Mortality and Cancer Incidence Among Tire Manufacturing Workers Hired in or After 1962
Journal of Occupational & Environmental Medicine. 49(6):680-690, June 2007. [Link]
Beall C, Corn M, Cheng H, Matthews R, Delzell E.
Department of Epidemiology, University of Alabama at Birmingham, Bermingham, AL 35294-0022, USA. firstname.lastname@example.org
Objective: This study evaluated mortality during 1962 through 2003 and cancer incidence during 1995 through 2003 at a tire manufacturing plant.
Methods: The mortality study included 3425 men and women, employed for at least one year. Of these, 3069 were eligible for the cancer incidence study.
Results: Employees experienced 390 deaths compared with 608 expected (standardized mortality ratio (SMR) = 64; 95% confidence interval (CI) = 58-71). Total cancer mortality (123 observed, SMR = 75, CI = 62-89) and lung cancer mortality (47 observed, SMR = 72, CI = 53-96) were lower than expected. Hourly white men had small increases in stomach cancer, bladder cancer, and leukemia deaths. During 1995 through 2003, 169 incident cancers were observed compared with 197 expected (SIR = 86, 95% CI = 74-100). Three mesothelioma cases occurred among hourly white men (SIR = 653, CI = 135-1907); all were exposed potentially to asbestos before starting at the rubber plant.

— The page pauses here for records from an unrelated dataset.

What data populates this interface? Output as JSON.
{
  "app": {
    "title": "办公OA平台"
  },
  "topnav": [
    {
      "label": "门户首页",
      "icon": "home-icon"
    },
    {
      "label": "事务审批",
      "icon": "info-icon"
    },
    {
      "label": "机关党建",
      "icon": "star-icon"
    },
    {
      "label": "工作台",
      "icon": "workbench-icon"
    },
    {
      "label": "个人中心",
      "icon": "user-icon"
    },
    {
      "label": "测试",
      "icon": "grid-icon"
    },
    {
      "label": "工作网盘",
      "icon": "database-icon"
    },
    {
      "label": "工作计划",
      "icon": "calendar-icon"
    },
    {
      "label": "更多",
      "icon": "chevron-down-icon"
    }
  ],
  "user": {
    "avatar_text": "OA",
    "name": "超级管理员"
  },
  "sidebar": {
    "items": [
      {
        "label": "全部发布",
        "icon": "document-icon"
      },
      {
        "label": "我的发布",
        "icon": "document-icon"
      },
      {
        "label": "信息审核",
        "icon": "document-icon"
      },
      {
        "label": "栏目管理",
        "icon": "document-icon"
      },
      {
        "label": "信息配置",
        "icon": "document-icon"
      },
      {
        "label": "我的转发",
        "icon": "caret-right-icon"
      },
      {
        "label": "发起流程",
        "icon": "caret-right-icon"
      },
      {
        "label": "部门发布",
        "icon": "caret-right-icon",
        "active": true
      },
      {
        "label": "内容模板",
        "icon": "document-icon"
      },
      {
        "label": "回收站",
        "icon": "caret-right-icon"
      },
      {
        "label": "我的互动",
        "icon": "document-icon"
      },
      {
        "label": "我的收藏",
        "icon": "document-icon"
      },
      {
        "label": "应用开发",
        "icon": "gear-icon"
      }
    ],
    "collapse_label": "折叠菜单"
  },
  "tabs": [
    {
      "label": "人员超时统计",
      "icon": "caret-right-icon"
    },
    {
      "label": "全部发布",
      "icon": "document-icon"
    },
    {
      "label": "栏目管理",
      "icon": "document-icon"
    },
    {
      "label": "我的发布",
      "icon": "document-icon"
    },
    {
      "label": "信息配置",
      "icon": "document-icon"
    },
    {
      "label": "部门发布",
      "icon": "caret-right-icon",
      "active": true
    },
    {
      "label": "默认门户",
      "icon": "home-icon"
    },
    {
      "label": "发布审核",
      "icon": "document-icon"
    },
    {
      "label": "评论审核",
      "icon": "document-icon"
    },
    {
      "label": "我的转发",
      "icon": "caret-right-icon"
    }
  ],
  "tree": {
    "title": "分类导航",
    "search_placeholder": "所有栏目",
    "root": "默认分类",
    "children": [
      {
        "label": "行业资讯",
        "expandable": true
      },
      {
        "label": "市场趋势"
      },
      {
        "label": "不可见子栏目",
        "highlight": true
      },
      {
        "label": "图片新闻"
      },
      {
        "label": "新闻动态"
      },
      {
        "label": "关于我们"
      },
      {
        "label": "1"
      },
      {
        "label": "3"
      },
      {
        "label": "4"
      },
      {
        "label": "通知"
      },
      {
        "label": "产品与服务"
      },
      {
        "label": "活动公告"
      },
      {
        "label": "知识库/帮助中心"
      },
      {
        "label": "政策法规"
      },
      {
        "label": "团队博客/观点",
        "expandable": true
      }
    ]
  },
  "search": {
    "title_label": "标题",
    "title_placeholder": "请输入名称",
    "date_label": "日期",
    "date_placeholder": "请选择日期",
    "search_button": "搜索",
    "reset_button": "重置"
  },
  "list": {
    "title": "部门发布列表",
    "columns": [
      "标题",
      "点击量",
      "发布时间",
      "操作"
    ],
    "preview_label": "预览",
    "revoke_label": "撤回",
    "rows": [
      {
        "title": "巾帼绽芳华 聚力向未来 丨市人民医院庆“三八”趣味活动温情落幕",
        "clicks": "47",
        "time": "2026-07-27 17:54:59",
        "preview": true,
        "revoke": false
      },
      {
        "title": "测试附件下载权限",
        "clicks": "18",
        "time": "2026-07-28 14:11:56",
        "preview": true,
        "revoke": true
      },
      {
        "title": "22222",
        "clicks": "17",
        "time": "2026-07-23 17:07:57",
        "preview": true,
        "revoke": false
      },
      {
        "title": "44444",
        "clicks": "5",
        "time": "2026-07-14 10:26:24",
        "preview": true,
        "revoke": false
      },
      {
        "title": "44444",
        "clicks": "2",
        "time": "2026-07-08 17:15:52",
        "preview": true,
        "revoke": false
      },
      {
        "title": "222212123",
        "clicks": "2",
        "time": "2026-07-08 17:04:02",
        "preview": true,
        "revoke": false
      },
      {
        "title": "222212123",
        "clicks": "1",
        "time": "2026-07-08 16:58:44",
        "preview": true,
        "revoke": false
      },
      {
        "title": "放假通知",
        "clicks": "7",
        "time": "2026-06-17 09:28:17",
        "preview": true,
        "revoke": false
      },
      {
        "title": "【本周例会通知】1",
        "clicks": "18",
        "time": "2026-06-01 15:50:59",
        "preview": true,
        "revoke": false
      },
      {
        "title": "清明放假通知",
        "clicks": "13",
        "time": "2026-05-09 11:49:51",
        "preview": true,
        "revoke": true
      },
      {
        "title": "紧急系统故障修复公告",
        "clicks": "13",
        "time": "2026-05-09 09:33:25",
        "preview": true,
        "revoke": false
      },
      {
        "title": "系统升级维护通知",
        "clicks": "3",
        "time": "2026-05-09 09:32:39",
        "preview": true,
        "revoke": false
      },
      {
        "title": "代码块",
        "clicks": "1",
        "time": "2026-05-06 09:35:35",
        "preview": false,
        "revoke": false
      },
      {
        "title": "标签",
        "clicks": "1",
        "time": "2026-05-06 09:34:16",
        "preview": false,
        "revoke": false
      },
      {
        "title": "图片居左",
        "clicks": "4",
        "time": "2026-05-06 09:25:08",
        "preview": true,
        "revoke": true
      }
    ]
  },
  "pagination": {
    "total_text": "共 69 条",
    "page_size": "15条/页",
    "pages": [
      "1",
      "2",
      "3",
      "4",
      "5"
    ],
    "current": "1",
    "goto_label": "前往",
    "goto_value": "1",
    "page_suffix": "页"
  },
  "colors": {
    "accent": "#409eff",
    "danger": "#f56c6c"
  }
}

Conclusions: Small numbers and limited information on jobs, occupational agents, and lifestyle preclude attribution of observed increases to workplace exposures.